Introduction to PDF Structure Extraction
Understanding document structures is a crucial step in creating the best data analysis.
Extracting document structures means that your team can understand, and extract, the entire content of a document, not just individual or specific data points.
So with Structure Extraction, you can now extract titles, tables, or charts in seconds (without the nonsense of coding).
Quick access contents
- What is a document structure?
- Why do you need Structure Extraction?
- Extracting specific data points in eight steps
- Finalising structured data
What Is a PDF Structure?
Document structures help you organise complex information. By utilising a process called "Layout Segmentation", users are able to segment a page into individual blocks, such as:
- Text blocks
- Text lines
Why Do You Need Structure Extraction?
Simplifies PDF data extraction
Structure Extraction replaces all of the nightmares associated with data coding, with a fast-track method to extract document data in just a few clicks.
Whether your team of data scientists need to evaluate a sample of documents, or your business team need quick data analytics, Structure Extraction provides the fundamental tool for any team to find, use, and store data.
Understands your data like a human
The Structure Extraction platform is then able to assign meanings to each block, for example: "This text block is a title level one", "This table has the caption 'Durchschnittsprämien' and belongs to chapter X".
From retrieving this information on what type of data each block contains, Structure Extraction can reconstruct the contents of a document and can infer a more complex analysis.

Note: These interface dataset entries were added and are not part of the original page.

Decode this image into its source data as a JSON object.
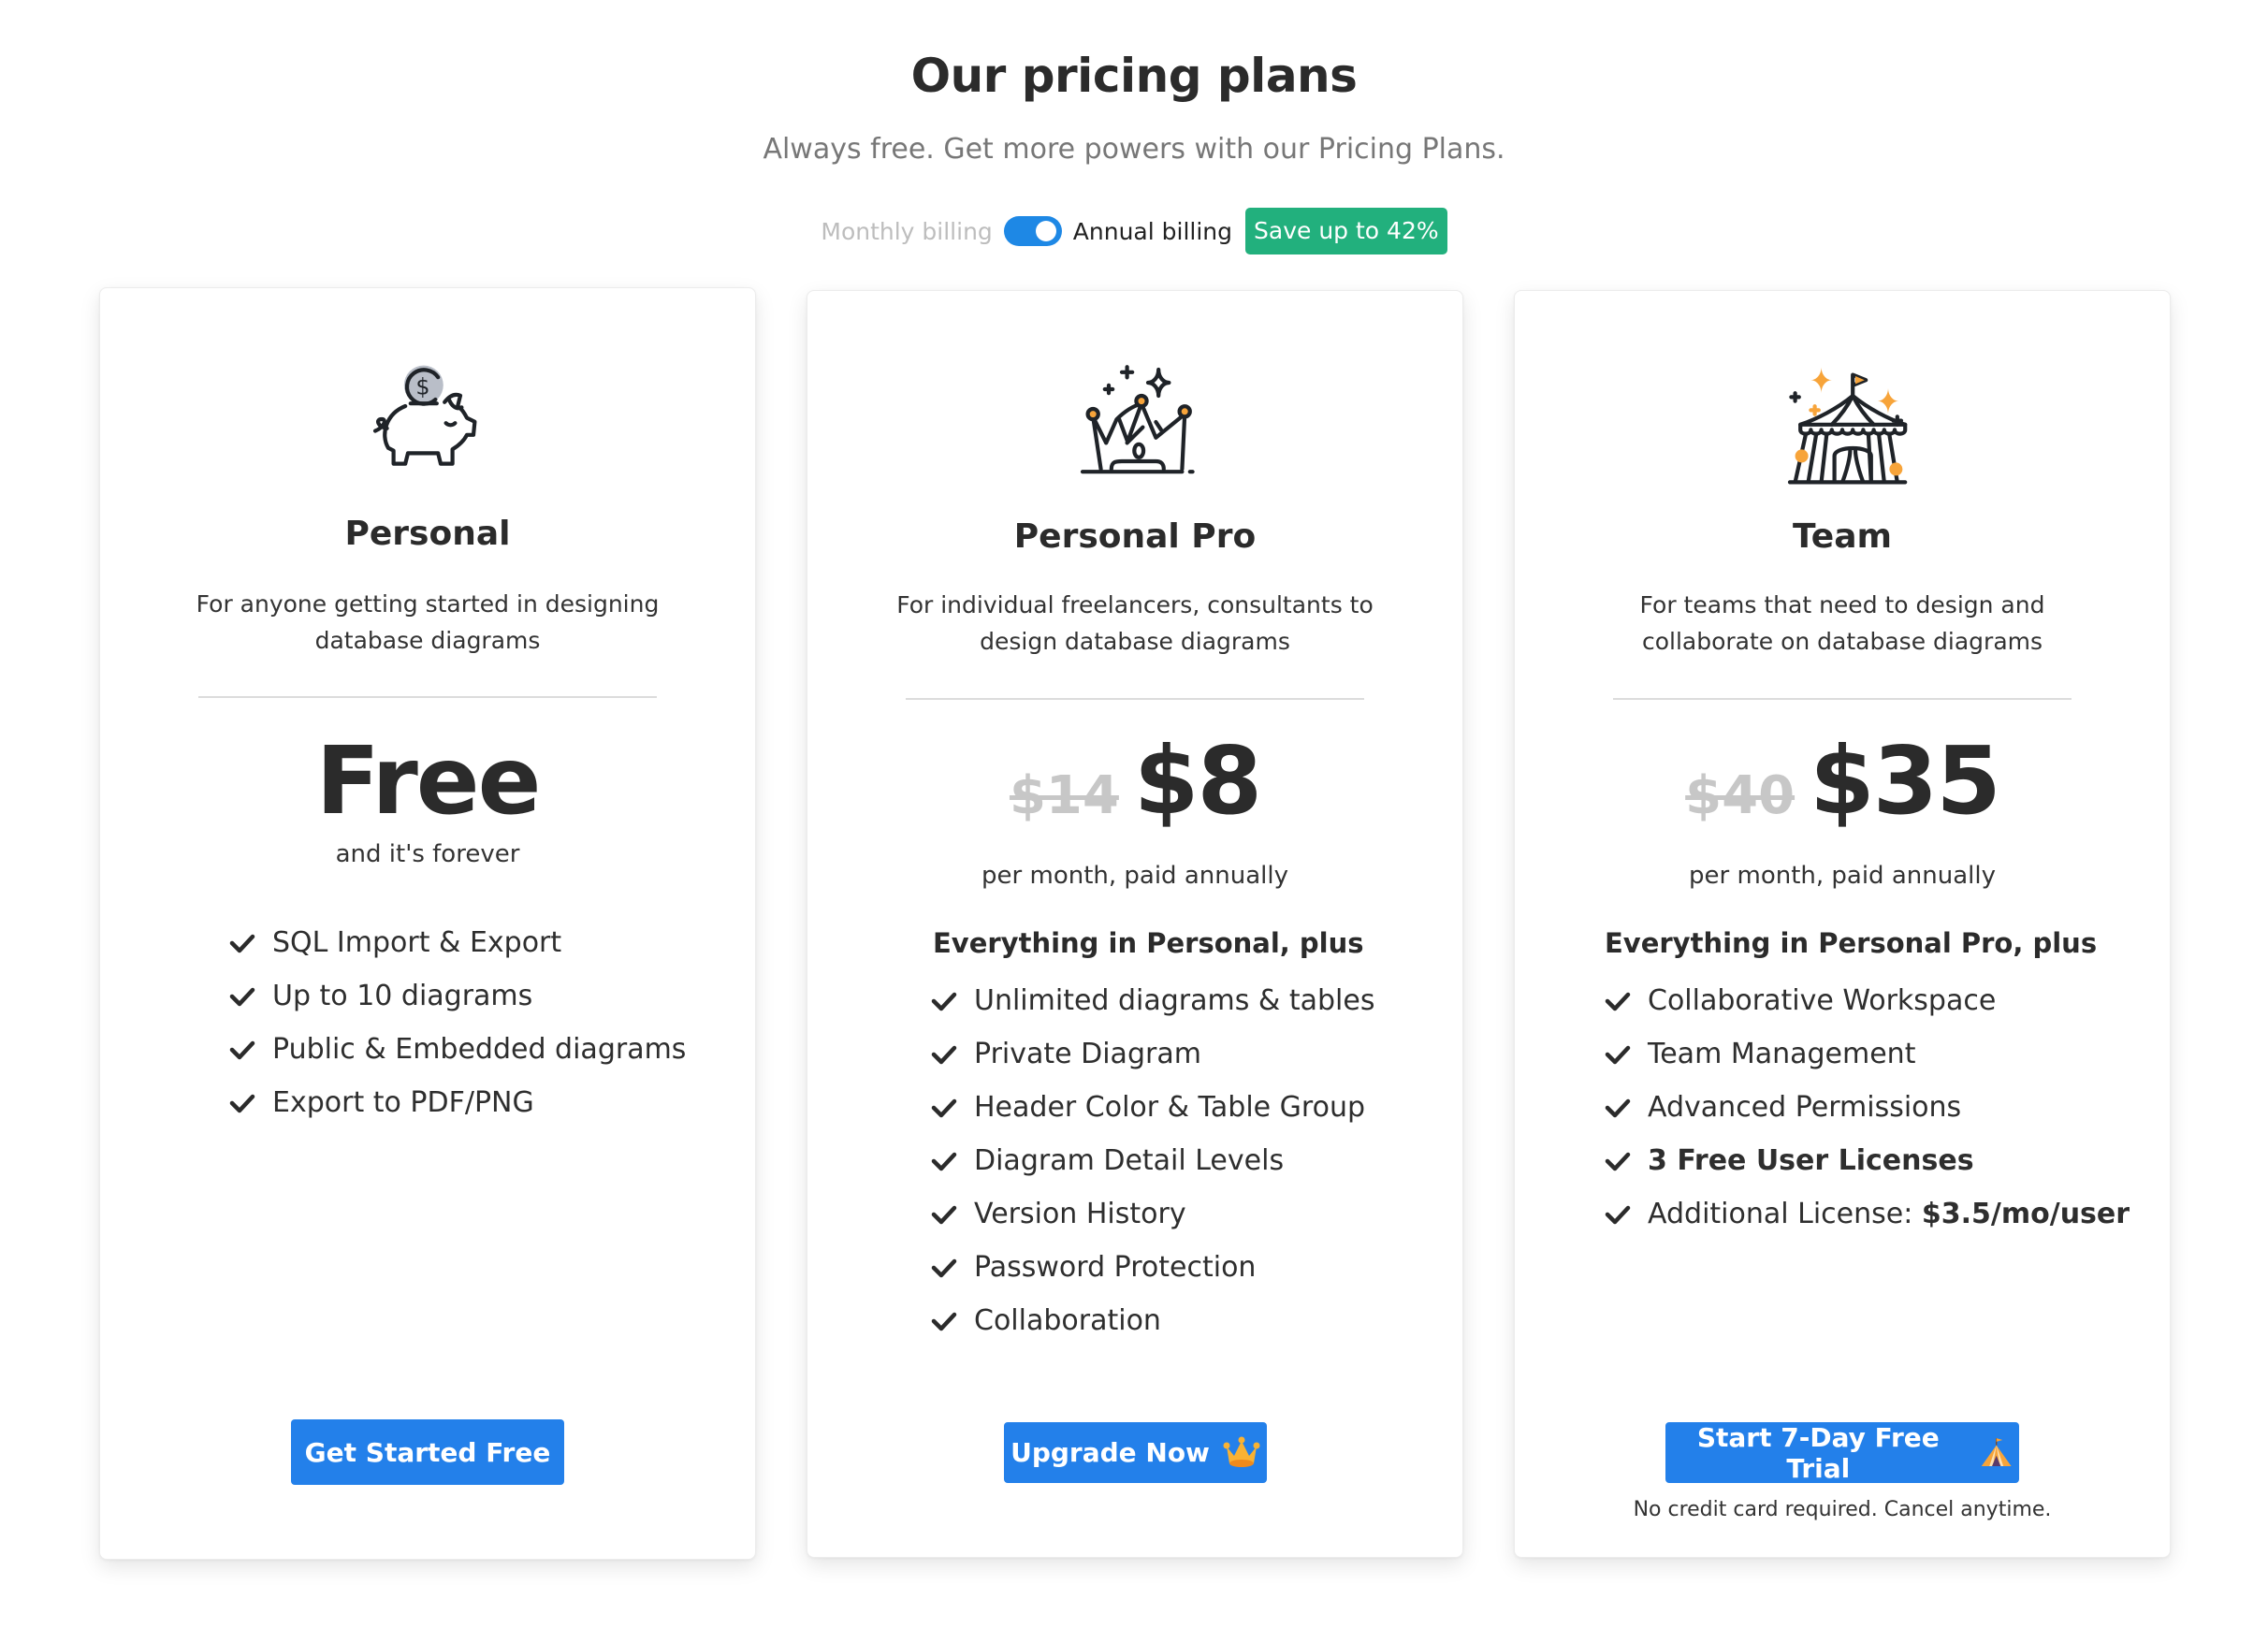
{
  "header": {
    "title": "Our pricing plans",
    "subtitle": "Always free. Get more powers with our Pricing Plans."
  },
  "billing": {
    "monthly_label": "Monthly billing",
    "annual_label": "Annual billing",
    "selected": "annual",
    "save_badge": "Save up to 42%",
    "colors": {
      "toggle": "#1e88e5",
      "badge": "#22b07d"
    }
  },
  "plans": [
    {
      "name": "Personal",
      "icon": "piggy-bank-icon",
      "description": "For anyone getting started in designing database diagrams",
      "price": "Free",
      "price_note": "and it's forever",
      "features_heading": "",
      "features": [
        {
          "text": "SQL Import & Export"
        },
        {
          "text": "Up to 10 diagrams"
        },
        {
          "text": "Public & Embedded diagrams"
        },
        {
          "text": "Export to PDF/PNG"
        }
      ],
      "button": {
        "label": "Get Started Free",
        "icon": ""
      },
      "button_note": ""
    },
    {
      "name": "Personal Pro",
      "icon": "crown-icon",
      "description": "For individual freelancers, consultants to design database diagrams",
      "old_price": "$14",
      "price": "$8",
      "price_note": "per month, paid annually",
      "features_heading": "Everything in Personal, plus",
      "features": [
        {
          "text": "Unlimited diagrams & tables"
        },
        {
          "text": "Private Diagram"
        },
        {
          "text": "Header Color & Table Group"
        },
        {
          "text": "Diagram Detail Levels"
        },
        {
          "text": "Version History"
        },
        {
          "text": "Password Protection"
        },
        {
          "text": "Collaboration"
        }
      ],
      "button": {
        "label": "Upgrade Now",
        "icon": "crown-emoji-icon"
      },
      "button_note": ""
    },
    {
      "name": "Team",
      "icon": "circus-tent-icon",
      "description": "For teams that need to design and collaborate on database diagrams",
      "old_price": "$40",
      "price": "$35",
      "price_note": "per month, paid annually",
      "features_heading": "Everything in Personal Pro, plus",
      "features": [
        {
          "text": "Collaborative Workspace"
        },
        {
          "text": "Team Management"
        },
        {
          "text": "Advanced Permissions"
        },
        {
          "text": "3 Free User Licenses",
          "bold": true
        },
        {
          "text": "Additional License: ",
          "bold_suffix": "$3.5/mo/user"
        }
      ],
      "button": {
        "label": "Start 7-Day Free Trial",
        "icon": "circus-tent-emoji-icon"
      },
      "button_note": "No credit card required. Cancel anytime."
    }
  ],
  "colors": {
    "primary_button": "#2380ea",
    "accent_orange": "#f7a43a",
    "text": "#2b2b2b"
  }
}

Analogy: Like skim-reading through a book
We can compare Structure Extraction to someone who is skimming through a book. The person is trying to absorb as much information as possible, searching for relevant pieces of information without needing to read everything.
But why do people skim through information? To save themselves time and effort; to get straight to what they're looking for.
Structure Extraction does exactly this for users – it enables people to find specific information quickly, without needing to study their entire document landscape.
Structure Extraction in 8+ Steps
You will have several steps in Acodis that guide you through extracting the entire document structure. The user can choose exactly what they want to extract depending on their goals.
(The image illustrates an example of options to extract structure with Acodis.)
1. Identify Native Text
Gives you the option to extract all the text identified within your uploaded document.
2. Recognise Hierarchal Order
The reading order simply refers to how readers should perceive the entire document: where the title page is; where the appendix is; etc.
3. Extract Relevant Headers
(The image illustrates the extraction of main headers.)
Headers can easily define "sections" of any given document and can indicate where specific pieces of data are located. For many who need to analyse the layout of their documents, it is fundamental to understand the information/location of main headers.
And while this process may be easy for single-page documents, it can be a timely task if you are handling hundreds of PDFs at once.
4. Identify Figures (e.g., tables, images, etc.)
(Image illustrating two table figures being identified by the tool.)
While some documents include an Appendix that indicates where figures are located in a document, it can be time-consuming to actually pinpoint them if the document landscape spans over hundreds of pages. But this is not the case anymore and can be done with a single click.
When users select "Figure", all of the relevant pieces of content will then become highlighted across all document pages.
Good to know: Furthermore, all of the content locked inside of those figures is also transformed into structured information, meaning that you can analyse all of the data within them.
5. Text Aggregation
When text is laid out on several pages, it undergoes a series of transformations.
- Long words are hyphenated
- Paragraphs are split over columns or pages
- List(s) of items are split over page breaks
- Text is interspersed with figure or table captions
Text aggregation ultimately tries to undo these transformations back to the original text.
6. Removing Noise in PDFs
When we say "noise", we're not referring to your documents being loud, but rather about managing any repeated elements that do not contribute to the normal contents of a document. This can include:
Parts of a page:
- Page headers/footers containing numbers
- Chapter titles
- Intentionally blank pages
- Missing items in tables of content
Acodis Document Structure Extraction can identify much of the noise within documents and still manage to analyse any data around it.
7. Analysing Captions
Captions are generally mini explanations that are located under figures in documents.
Analysing them ultimately provides even more context to the figures and therefore improves how far someone can analyse the contents of a document.
Highlighted in purple, we see that Structure Extraction was able to extract the table's caption.
Finalising the structured export
Now you have the option to export the content and the semantic structure as a JSON or connect Acodis via API to your preferred app to use the data in your subsequent processing.
How You Can Use Structure Extraction
Example: Call Centre Bot
Extract content from Marketing and Sales literature to enable an automated chat-bot to help (prospective) customers learn about your product.
Making this solution happen:
- Pass PDFs to Acodis Structure Extraction to retrieve text content
- Extract headings, paragraphs, figures, and charts
- Use Acodis API to feed data to the chat-bot and call centre software
- The bot is constantly fed with the latest product information
- Information updates are also available to live chat agents
For more information on this and to get your own free demo, contact one of our experts and they'll gladly walk you through it.